● Given records
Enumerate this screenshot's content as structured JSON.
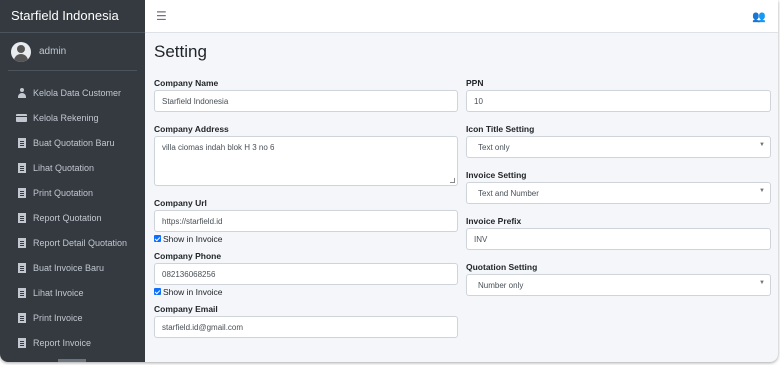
{
  "app": {
    "brand": "Starfield Indonesia"
  },
  "user": {
    "name": "admin"
  },
  "sidebar": {
    "items": [
      {
        "label": "Kelola Data Customer",
        "icon": "user-icon"
      },
      {
        "label": "Kelola Rekening",
        "icon": "credit-card-icon"
      },
      {
        "label": "Buat Quotation Baru",
        "icon": "file-icon"
      },
      {
        "label": "Lihat Quotation",
        "icon": "file-icon"
      },
      {
        "label": "Print Quotation",
        "icon": "file-icon"
      },
      {
        "label": "Report Quotation",
        "icon": "file-icon"
      },
      {
        "label": "Report Detail Quotation",
        "icon": "file-icon"
      },
      {
        "label": "Buat Invoice Baru",
        "icon": "file-icon"
      },
      {
        "label": "Lihat Invoice",
        "icon": "file-icon"
      },
      {
        "label": "Print Invoice",
        "icon": "file-icon"
      },
      {
        "label": "Report Invoice",
        "icon": "file-icon"
      }
    ]
  },
  "topbar": {
    "menu_icon": "☰",
    "users_icon": "👥"
  },
  "page": {
    "title": "Setting"
  },
  "form": {
    "company_name": {
      "label": "Company Name",
      "value": "Starfield Indonesia"
    },
    "company_address": {
      "label": "Company Address",
      "value": "villa ciomas indah blok H 3 no 6"
    },
    "company_url": {
      "label": "Company Url",
      "value": "https://starfield.id",
      "show_label": "Show in Invoice"
    },
    "company_phone": {
      "label": "Company Phone",
      "value": "082136068256",
      "show_label": "Show in Invoice"
    },
    "company_email": {
      "label": "Company Email",
      "value": "starfield.id@gmail.com"
    },
    "ppn": {
      "label": "PPN",
      "value": "10"
    },
    "icon_title_setting": {
      "label": "Icon Title Setting",
      "value": "Text only"
    },
    "invoice_setting": {
      "label": "Invoice Setting",
      "value": "Text and Number"
    },
    "invoice_prefix": {
      "label": "Invoice Prefix",
      "value": "INV"
    },
    "quotation_setting": {
      "label": "Quotation Setting",
      "value": "Number only"
    }
  },
  "colors": {
    "sidebar_bg": "#343a40",
    "content_bg": "#f4f6f9",
    "checkbox": "#0d6efd"
  }
}
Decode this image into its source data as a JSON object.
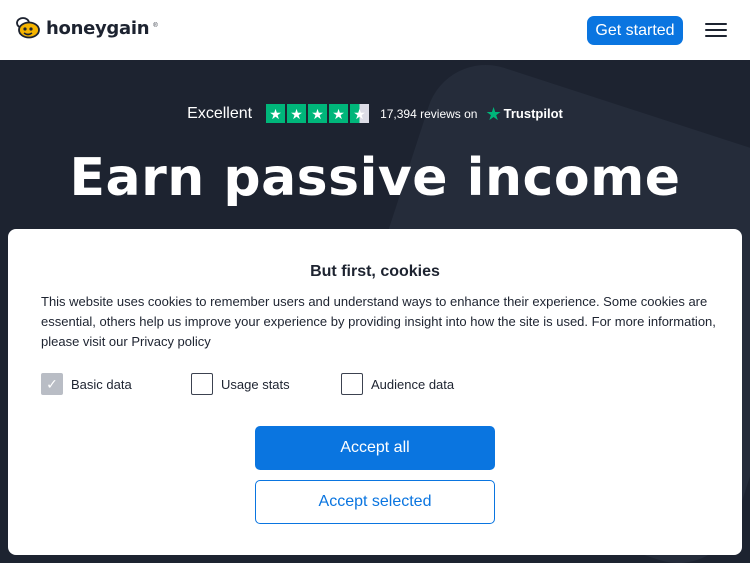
{
  "header": {
    "logo_text": "honeygain",
    "logo_mark": "®",
    "logo_icon": "bee-icon",
    "cta_label": "Get started",
    "menu_icon": "hamburger-menu-icon"
  },
  "hero": {
    "rating_label": "Excellent",
    "stars_filled": 4.5,
    "star_glyph": "★",
    "reviews_text": "17,394 reviews on",
    "trustpilot_label": "Trustpilot",
    "headline": "Earn passive income"
  },
  "cookies": {
    "title": "But first, cookies",
    "body": "This website uses cookies to remember users and understand ways to enhance their experience. Some cookies are essential, others help us improve your experience by providing insight into how the site is used. For more information, please visit our Privacy policy",
    "options": [
      {
        "label": "Basic data",
        "checked": true
      },
      {
        "label": "Usage stats",
        "checked": false
      },
      {
        "label": "Audience data",
        "checked": false
      }
    ],
    "accept_all_label": "Accept all",
    "accept_selected_label": "Accept selected"
  },
  "colors": {
    "brand_blue": "#0a75e0",
    "hero_bg": "#1d2330",
    "trustpilot_green": "#00b67a"
  }
}
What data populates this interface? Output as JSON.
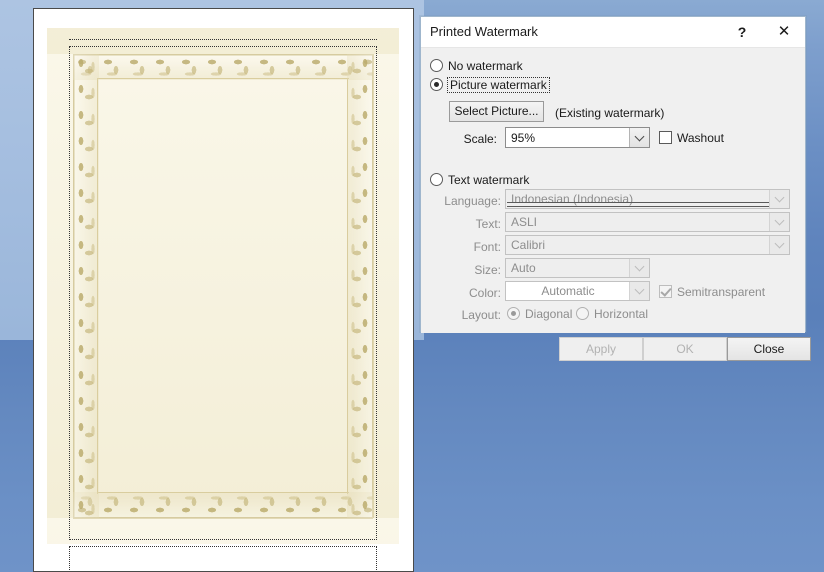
{
  "desktop": {
    "background_top": "#8aaad2",
    "background_bottom": "#6f93c8"
  },
  "document": {
    "name": "word-document-page",
    "page_background": "#ffffff",
    "ornament_color": "#c9bb83",
    "ornament_fill": "#faf7e9",
    "description": "Decorative gold scroll border page with dotted text boundaries"
  },
  "dialog": {
    "title": "Printed Watermark",
    "help_icon": "?",
    "close_icon": "✕",
    "options": {
      "no_watermark": {
        "label": "No watermark",
        "accel": "N",
        "selected": false
      },
      "picture_watermark": {
        "label": "Picture watermark",
        "accel": "i",
        "selected": true,
        "focused": true,
        "select_picture_button": "Select Picture...",
        "existing_note": "(Existing watermark)",
        "scale_label": "Scale:",
        "scale_value": "95%",
        "washout_label": "Washout",
        "washout_accel": "W",
        "washout_checked": false
      },
      "text_watermark": {
        "label": "Text watermark",
        "accel": "x",
        "selected": false,
        "enabled": false,
        "fields": [
          {
            "label": "Language:",
            "value": "Indonesian (Indonesia)"
          },
          {
            "label": "Text:",
            "value": "ASLI"
          },
          {
            "label": "Font:",
            "value": "Calibri"
          },
          {
            "label": "Size:",
            "value": "Auto"
          },
          {
            "label": "Color:",
            "value": "Automatic"
          }
        ],
        "semitransparent_label": "Semitransparent",
        "semitransparent_checked": true,
        "layout_label": "Layout:",
        "layout_diagonal": "Diagonal",
        "layout_horizontal": "Horizontal",
        "layout_selected": "Diagonal"
      }
    },
    "buttons": {
      "apply": {
        "label": "Apply",
        "enabled": false
      },
      "ok": {
        "label": "OK",
        "enabled": false
      },
      "close": {
        "label": "Close",
        "enabled": true
      }
    }
  }
}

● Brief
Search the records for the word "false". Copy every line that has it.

● Exercise output
        "checked": false
        "checked": false
        "selected": false
        "washout_checked": false
        "selected": false,
        "enabled": false,
        "enabled": false
        "enabled": false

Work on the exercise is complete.